[Stored data — start]

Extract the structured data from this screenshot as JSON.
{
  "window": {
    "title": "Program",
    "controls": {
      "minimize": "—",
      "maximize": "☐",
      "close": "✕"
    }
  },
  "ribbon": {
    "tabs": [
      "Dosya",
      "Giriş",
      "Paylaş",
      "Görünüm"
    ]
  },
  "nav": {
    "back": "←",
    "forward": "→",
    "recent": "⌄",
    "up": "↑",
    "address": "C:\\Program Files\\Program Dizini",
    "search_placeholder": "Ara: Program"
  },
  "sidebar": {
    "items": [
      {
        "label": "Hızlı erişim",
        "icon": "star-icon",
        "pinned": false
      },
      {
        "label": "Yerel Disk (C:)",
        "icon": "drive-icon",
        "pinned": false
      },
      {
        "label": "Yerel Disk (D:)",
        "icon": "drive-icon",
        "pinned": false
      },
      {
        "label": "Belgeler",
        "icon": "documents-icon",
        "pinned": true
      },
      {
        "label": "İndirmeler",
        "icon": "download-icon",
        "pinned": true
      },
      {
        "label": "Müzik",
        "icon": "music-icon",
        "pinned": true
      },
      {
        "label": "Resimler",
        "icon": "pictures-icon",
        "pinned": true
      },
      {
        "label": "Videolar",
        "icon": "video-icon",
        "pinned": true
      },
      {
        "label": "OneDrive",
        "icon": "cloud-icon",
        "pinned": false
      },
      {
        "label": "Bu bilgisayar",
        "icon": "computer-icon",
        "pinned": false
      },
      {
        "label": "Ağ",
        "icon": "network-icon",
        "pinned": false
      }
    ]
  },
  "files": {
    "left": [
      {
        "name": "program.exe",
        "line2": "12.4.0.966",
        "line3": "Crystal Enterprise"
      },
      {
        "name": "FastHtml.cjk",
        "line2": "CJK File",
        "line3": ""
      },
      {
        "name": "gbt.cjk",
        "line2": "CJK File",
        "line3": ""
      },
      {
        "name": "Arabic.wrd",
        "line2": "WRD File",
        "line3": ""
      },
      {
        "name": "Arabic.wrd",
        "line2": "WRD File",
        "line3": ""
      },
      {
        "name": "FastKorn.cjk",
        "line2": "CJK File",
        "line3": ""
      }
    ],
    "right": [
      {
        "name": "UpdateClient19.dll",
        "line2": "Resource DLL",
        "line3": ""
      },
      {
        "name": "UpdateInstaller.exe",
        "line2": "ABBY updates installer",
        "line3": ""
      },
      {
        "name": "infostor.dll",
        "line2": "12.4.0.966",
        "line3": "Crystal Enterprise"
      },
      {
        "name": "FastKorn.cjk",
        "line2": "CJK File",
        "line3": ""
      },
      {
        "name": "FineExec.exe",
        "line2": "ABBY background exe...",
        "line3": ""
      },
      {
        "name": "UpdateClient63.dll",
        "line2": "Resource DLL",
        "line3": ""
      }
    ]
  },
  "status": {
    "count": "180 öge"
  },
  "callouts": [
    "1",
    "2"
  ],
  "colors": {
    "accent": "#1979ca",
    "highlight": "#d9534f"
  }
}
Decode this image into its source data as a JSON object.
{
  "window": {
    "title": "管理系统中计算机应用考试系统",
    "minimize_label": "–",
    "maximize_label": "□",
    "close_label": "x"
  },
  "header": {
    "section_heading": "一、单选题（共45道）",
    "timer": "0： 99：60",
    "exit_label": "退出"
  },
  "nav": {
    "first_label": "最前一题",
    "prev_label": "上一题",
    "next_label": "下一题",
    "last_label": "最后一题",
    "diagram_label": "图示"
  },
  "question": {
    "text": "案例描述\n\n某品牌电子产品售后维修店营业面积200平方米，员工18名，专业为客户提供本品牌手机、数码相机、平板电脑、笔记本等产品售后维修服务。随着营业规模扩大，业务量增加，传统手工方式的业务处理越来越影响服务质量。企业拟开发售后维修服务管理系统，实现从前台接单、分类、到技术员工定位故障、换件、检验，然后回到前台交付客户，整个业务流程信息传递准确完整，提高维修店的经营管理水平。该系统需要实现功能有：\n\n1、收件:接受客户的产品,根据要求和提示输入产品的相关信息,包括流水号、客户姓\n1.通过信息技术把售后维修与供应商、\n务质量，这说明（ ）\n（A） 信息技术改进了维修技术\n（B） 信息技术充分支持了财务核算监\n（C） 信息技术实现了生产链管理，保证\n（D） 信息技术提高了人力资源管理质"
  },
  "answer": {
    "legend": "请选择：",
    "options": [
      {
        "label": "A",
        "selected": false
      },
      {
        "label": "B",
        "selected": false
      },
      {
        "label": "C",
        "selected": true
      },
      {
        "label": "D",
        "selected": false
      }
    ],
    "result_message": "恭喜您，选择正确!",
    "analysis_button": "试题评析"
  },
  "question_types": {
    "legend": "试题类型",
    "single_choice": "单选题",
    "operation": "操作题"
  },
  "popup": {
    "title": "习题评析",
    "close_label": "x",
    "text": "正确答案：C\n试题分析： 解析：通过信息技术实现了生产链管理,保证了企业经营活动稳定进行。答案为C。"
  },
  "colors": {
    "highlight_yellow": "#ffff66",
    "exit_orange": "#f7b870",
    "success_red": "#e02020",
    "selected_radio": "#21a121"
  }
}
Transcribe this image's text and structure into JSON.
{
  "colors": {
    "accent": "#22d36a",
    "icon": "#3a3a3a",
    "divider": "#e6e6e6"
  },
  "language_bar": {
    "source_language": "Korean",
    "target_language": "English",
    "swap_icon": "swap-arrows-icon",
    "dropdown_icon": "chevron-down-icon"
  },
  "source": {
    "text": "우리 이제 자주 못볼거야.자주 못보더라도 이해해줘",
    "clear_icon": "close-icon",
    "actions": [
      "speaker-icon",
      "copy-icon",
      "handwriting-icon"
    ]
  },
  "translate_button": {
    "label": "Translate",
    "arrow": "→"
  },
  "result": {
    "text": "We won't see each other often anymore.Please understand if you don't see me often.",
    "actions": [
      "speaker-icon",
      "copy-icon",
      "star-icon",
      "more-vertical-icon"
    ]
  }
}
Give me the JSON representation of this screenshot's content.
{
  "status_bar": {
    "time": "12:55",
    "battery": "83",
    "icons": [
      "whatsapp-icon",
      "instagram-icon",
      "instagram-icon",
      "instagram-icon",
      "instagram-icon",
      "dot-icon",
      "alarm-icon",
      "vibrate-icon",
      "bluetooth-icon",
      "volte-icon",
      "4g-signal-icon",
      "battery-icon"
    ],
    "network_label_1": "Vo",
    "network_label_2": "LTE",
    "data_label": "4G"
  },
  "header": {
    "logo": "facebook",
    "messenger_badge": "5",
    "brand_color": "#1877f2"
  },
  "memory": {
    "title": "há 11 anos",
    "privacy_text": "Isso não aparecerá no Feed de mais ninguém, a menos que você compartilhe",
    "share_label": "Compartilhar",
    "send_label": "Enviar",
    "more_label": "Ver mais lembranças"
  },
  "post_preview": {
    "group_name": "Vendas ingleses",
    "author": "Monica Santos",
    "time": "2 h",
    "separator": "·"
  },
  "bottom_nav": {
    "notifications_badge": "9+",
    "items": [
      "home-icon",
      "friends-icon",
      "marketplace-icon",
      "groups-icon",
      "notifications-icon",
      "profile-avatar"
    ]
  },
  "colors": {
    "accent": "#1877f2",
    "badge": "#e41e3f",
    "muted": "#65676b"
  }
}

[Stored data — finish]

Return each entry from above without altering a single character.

● **Solution to this exercise**
Extract the structured data from this screenshot as JSON.
{
  "window": {
    "title": "Program",
    "controls": {
      "minimize": "—",
      "maximize": "☐",
      "close": "✕"
    }
  },
  "ribbon": {
    "tabs": [
      "Dosya",
      "Giriş",
      "Paylaş",
      "Görünüm"
    ]
  },
  "nav": {
    "back": "←",
    "forward": "→",
    "recent": "⌄",
    "up": "↑",
    "address": "C:\\Program Files\\Program Dizini",
    "search_placeholder": "Ara: Program"
  },
  "sidebar": {
    "items": [
      {
        "label": "Hızlı erişim",
        "icon": "star-icon",
        "pinned": false
      },
      {
        "label": "Yerel Disk (C:)",
        "icon": "drive-icon",
        "pinned": false
      },
      {
        "label": "Yerel Disk (D:)",
        "icon": "drive-icon",
        "pinned": false
      },
      {
        "label": "Belgeler",
        "icon": "documents-icon",
        "pinned": true
      },
      {
        "label": "İndirmeler",
        "icon": "download-icon",
        "pinned": true
      },
      {
        "label": "Müzik",
        "icon": "music-icon",
        "pinned": true
      },
      {
        "label": "Resimler",
        "icon": "pictures-icon",
        "pinned": true
      },
      {
        "label": "Videolar",
        "icon": "video-icon",
        "pinned": true
      },
      {
        "label": "OneDrive",
        "icon": "cloud-icon",
        "pinned": false
      },
      {
        "label": "Bu bilgisayar",
        "icon": "computer-icon",
        "pinned": false
      },
      {
        "label": "Ağ",
        "icon": "network-icon",
        "pinned": false
      }
    ]
  },
  "files": {
    "left": [
      {
        "name": "program.exe",
        "line2": "12.4.0.966",
        "line3": "Crystal Enterprise"
      },
      {
        "name": "FastHtml.cjk",
        "line2": "CJK File",
        "line3": ""
      },
      {
        "name": "gbt.cjk",
        "line2": "CJK File",
        "line3": ""
      },
      {
        "name": "Arabic.wrd",
        "line2": "WRD File",
        "line3": ""
      },
      {
        "name": "Arabic.wrd",
        "line2": "WRD File",
        "line3": ""
      },
      {
        "name": "FastKorn.cjk",
        "line2": "CJK File",
        "line3": ""
      }
    ],
    "right": [
      {
        "name": "UpdateClient19.dll",
        "line2": "Resource DLL",
        "line3": ""
      },
      {
        "name": "UpdateInstaller.exe",
        "line2": "ABBY updates installer",
        "line3": ""
      },
      {
        "name": "infostor.dll",
        "line2": "12.4.0.966",
        "line3": "Crystal Enterprise"
      },
      {
        "name": "FastKorn.cjk",
        "line2": "CJK File",
        "line3": ""
      },
      {
        "name": "FineExec.exe",
        "line2": "ABBY background exe...",
        "line3": ""
      },
      {
        "name": "UpdateClient63.dll",
        "line2": "Resource DLL",
        "line3": ""
      }
    ]
  },
  "status": {
    "count": "180 öge"
  },
  "callouts": [
    "1",
    "2"
  ],
  "colors": {
    "accent": "#1979ca",
    "highlight": "#d9534f"
  }
}
Decode this image into its source data as a JSON object.
{
  "window": {
    "title": "管理系统中计算机应用考试系统",
    "minimize_label": "–",
    "maximize_label": "□",
    "close_label": "x"
  },
  "header": {
    "section_heading": "一、单选题（共45道）",
    "timer": "0： 99：60",
    "exit_label": "退出"
  },
  "nav": {
    "first_label": "最前一题",
    "prev_label": "上一题",
    "next_label": "下一题",
    "last_label": "最后一题",
    "diagram_label": "图示"
  },
  "question": {
    "text": "案例描述\n\n某品牌电子产品售后维修店营业面积200平方米，员工18名，专业为客户提供本品牌手机、数码相机、平板电脑、笔记本等产品售后维修服务。随着营业规模扩大，业务量增加，传统手工方式的业务处理越来越影响服务质量。企业拟开发售后维修服务管理系统，实现从前台接单、分类、到技术员工定位故障、换件、检验，然后回到前台交付客户，整个业务流程信息传递准确完整，提高维修店的经营管理水平。该系统需要实现功能有：\n\n1、收件:接受客户的产品,根据要求和提示输入产品的相关信息,包括流水号、客户姓\n1.通过信息技术把售后维修与供应商、\n务质量，这说明（ ）\n（A） 信息技术改进了维修技术\n（B） 信息技术充分支持了财务核算监\n（C） 信息技术实现了生产链管理，保证\n（D） 信息技术提高了人力资源管理质"
  },
  "answer": {
    "legend": "请选择：",
    "options": [
      {
        "label": "A",
        "selected": false
      },
      {
        "label": "B",
        "selected": false
      },
      {
        "label": "C",
        "selected": true
      },
      {
        "label": "D",
        "selected": false
      }
    ],
    "result_message": "恭喜您，选择正确!",
    "analysis_button": "试题评析"
  },
  "question_types": {
    "legend": "试题类型",
    "single_choice": "单选题",
    "operation": "操作题"
  },
  "popup": {
    "title": "习题评析",
    "close_label": "x",
    "text": "正确答案：C\n试题分析： 解析：通过信息技术实现了生产链管理,保证了企业经营活动稳定进行。答案为C。"
  },
  "colors": {
    "highlight_yellow": "#ffff66",
    "exit_orange": "#f7b870",
    "success_red": "#e02020",
    "selected_radio": "#21a121"
  }
}
Transcribe this image's text and structure into JSON.
{
  "colors": {
    "accent": "#22d36a",
    "icon": "#3a3a3a",
    "divider": "#e6e6e6"
  },
  "language_bar": {
    "source_language": "Korean",
    "target_language": "English",
    "swap_icon": "swap-arrows-icon",
    "dropdown_icon": "chevron-down-icon"
  },
  "source": {
    "text": "우리 이제 자주 못볼거야.자주 못보더라도 이해해줘",
    "clear_icon": "close-icon",
    "actions": [
      "speaker-icon",
      "copy-icon",
      "handwriting-icon"
    ]
  },
  "translate_button": {
    "label": "Translate",
    "arrow": "→"
  },
  "result": {
    "text": "We won't see each other often anymore.Please understand if you don't see me often.",
    "actions": [
      "speaker-icon",
      "copy-icon",
      "star-icon",
      "more-vertical-icon"
    ]
  }
}
Give me the JSON representation of this screenshot's content.
{
  "status_bar": {
    "time": "12:55",
    "battery": "83",
    "icons": [
      "whatsapp-icon",
      "instagram-icon",
      "instagram-icon",
      "instagram-icon",
      "instagram-icon",
      "dot-icon",
      "alarm-icon",
      "vibrate-icon",
      "bluetooth-icon",
      "volte-icon",
      "4g-signal-icon",
      "battery-icon"
    ],
    "network_label_1": "Vo",
    "network_label_2": "LTE",
    "data_label": "4G"
  },
  "header": {
    "logo": "facebook",
    "messenger_badge": "5",
    "brand_color": "#1877f2"
  },
  "memory": {
    "title": "há 11 anos",
    "privacy_text": "Isso não aparecerá no Feed de mais ninguém, a menos que você compartilhe",
    "share_label": "Compartilhar",
    "send_label": "Enviar",
    "more_label": "Ver mais lembranças"
  },
  "post_preview": {
    "group_name": "Vendas ingleses",
    "author": "Monica Santos",
    "time": "2 h",
    "separator": "·"
  },
  "bottom_nav": {
    "notifications_badge": "9+",
    "items": [
      "home-icon",
      "friends-icon",
      "marketplace-icon",
      "groups-icon",
      "notifications-icon",
      "profile-avatar"
    ]
  },
  "colors": {
    "accent": "#1877f2",
    "badge": "#e41e3f",
    "muted": "#65676b"
  }
}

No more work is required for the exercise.